= Beginning of Section =

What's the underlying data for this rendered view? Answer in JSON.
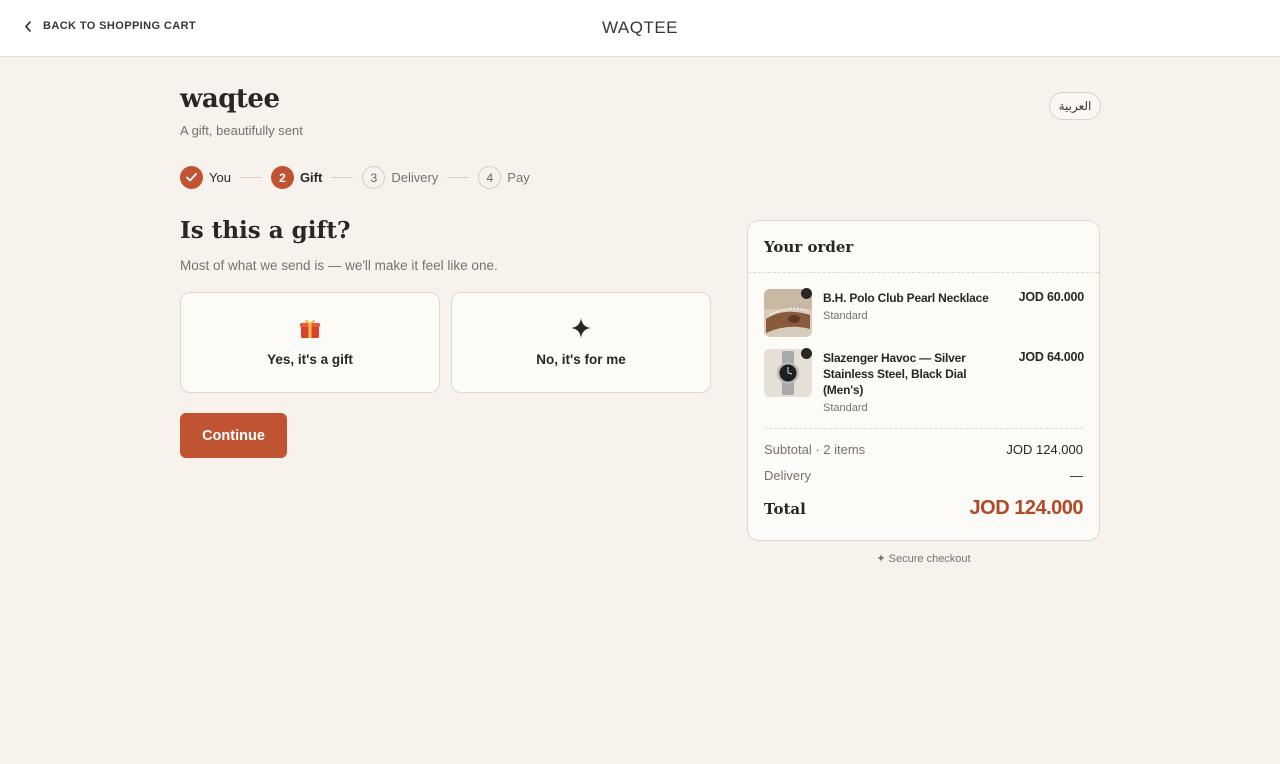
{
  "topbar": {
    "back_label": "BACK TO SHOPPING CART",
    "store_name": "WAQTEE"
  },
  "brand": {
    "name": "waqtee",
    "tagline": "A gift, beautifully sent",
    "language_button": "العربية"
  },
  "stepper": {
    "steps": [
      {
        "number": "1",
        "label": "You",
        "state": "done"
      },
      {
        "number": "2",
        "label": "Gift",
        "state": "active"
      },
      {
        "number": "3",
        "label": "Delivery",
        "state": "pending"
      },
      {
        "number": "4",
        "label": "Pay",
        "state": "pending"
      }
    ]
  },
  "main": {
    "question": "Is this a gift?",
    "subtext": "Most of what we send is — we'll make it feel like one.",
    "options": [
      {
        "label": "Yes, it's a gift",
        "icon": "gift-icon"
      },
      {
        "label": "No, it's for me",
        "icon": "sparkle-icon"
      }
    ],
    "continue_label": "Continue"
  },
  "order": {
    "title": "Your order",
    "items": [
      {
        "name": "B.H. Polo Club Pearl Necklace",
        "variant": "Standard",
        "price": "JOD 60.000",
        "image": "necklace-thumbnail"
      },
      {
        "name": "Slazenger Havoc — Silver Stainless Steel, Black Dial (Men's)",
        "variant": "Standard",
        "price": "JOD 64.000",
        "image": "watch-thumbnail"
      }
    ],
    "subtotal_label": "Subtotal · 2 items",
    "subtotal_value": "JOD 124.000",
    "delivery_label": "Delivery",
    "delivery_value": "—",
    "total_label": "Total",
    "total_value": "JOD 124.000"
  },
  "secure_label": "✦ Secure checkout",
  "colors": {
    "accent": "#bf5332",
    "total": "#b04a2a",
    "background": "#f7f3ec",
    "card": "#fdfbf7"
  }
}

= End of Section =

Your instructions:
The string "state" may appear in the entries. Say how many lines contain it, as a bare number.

Solution to this task:
4